we obtain the perspective for a renewed penetration into the Platonic doctrine of ideas and for clarifying μέηεξις [participation] and the μεταξύ [the between].
In our last considerations, we realized that the character of wholeness belongs in some way to the concept of world, and we know that world should be constitutive for the transcendence of Dasein. Dasein transcends beings, and its surpassing is surpassing to world. The beings surpassed in transcendence are not, however, only those which are not Dasein. In transcendence Dasein surpasses itself as a being; more exactly, this surpassing makes it possible that Dasein can be something like itself. In first surpassing itself, the abyss [Abgrund] is opened which Dasein, in each case, is for itself. This abyss can be covered over and obscured, only because the abyss of being-a-self is opened up by and in transcendence.

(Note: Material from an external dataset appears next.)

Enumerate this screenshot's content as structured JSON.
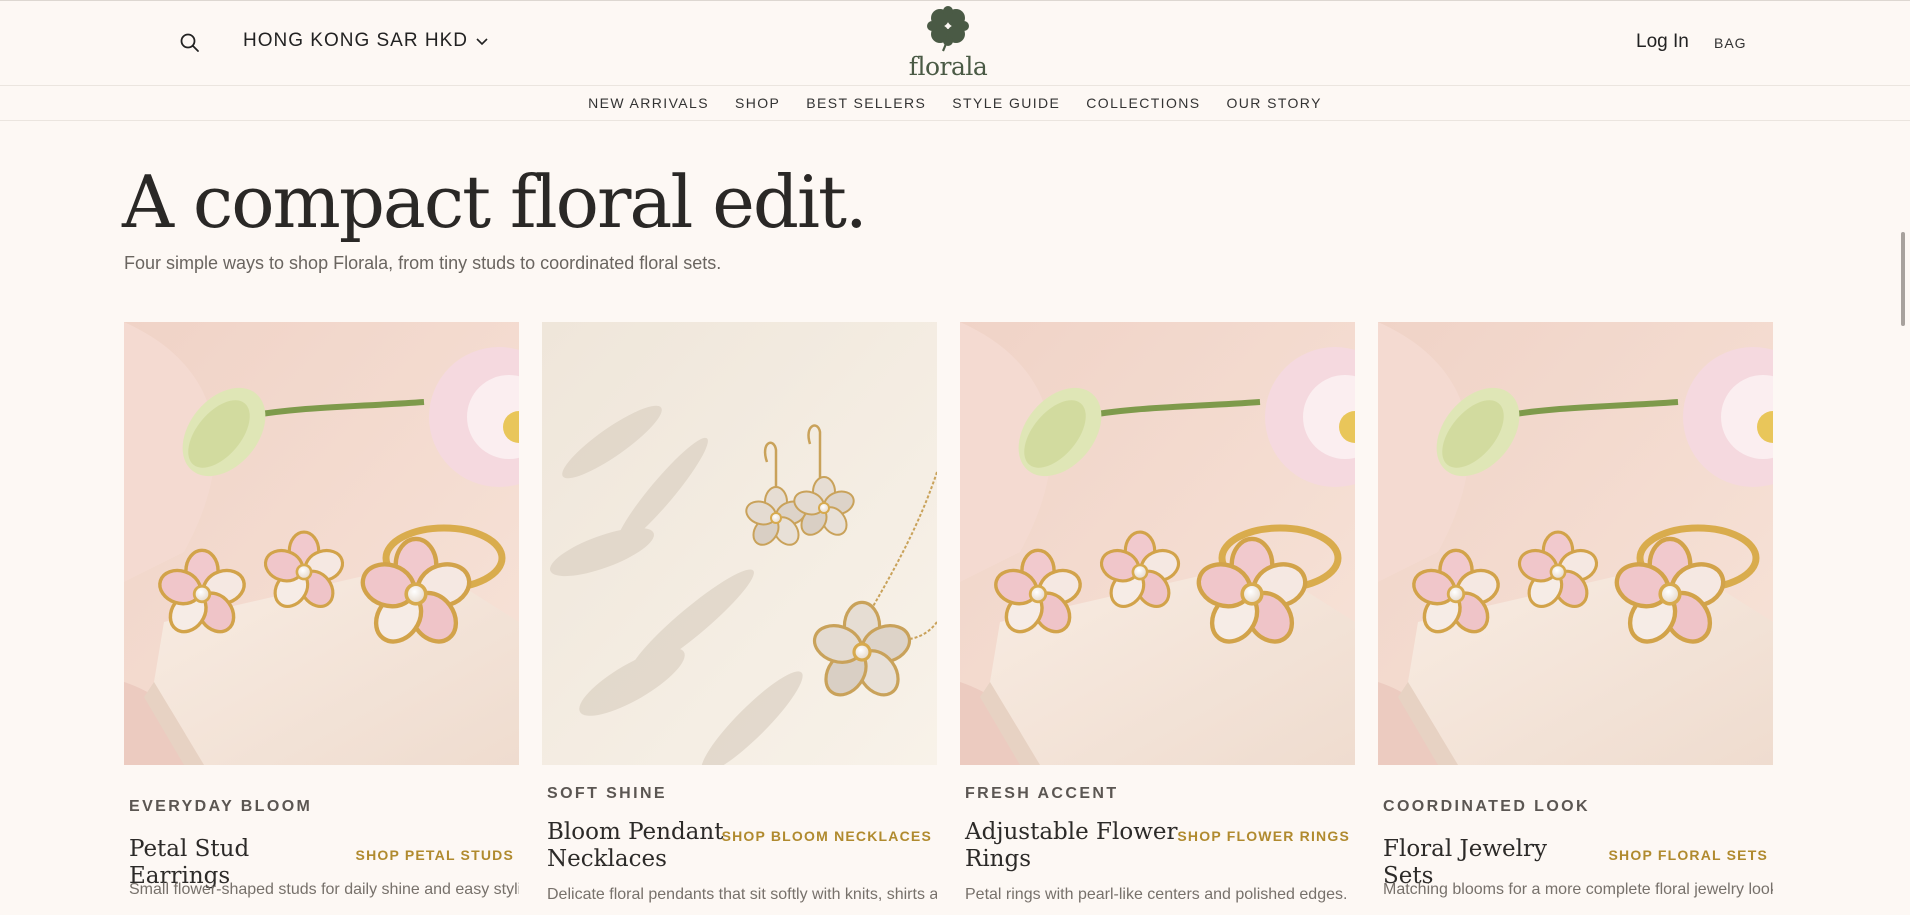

But the question becomes unavoidable: What then is the world to which Dasein transcends ? How is this wholeness related to Dasein itself? Is world a realm of ideas, in some ὑπεροθράνιος τόπος [super-heavenly place], that is looked at and contemplated by a reason built into Dasein? Or is the world the totality of the ideas innate in the subject? It is already evident from these questions how the problem of the concept of world, as a transcendental concept, is fully intertwined with the problem of the subjectivity of the subject and, at the same time, with the basic ontological inquiry into being as such.
If the phenomenon which we designate as a transcendental concept is central, then it must have already come to light in some form, even if quite veiled and not formulated as such, in all genuine philosophy. There can be no doubt that the conception of the doctrine of ideas was prompted by a transcendence which was as such still latent. But it is just as evident that the conception of the doctrine of ideas could not attain the concept of world, because the ideas themselves and the relationship to them consisted solely in an intensification of one particular grasp of beings—and this grasp is intuition [Anschauung]. The look to which everything here reverts has for its correlate a definite, quite one-sided conception of being. In ἰδέα, θεωρία., intuitus, essential intuition, recourse is had to a consciousness that looks, a recourse so incapable of solving the problem of transcendence, that it is not even capable of seeing the phenomenon of transcendence.
The connection between ideas and looking, θεωρία, intuitus (referred to already in the word ἰδέα), is essential, since the source of the doctrine of ideas is expressed in it. Insofar as being is attributed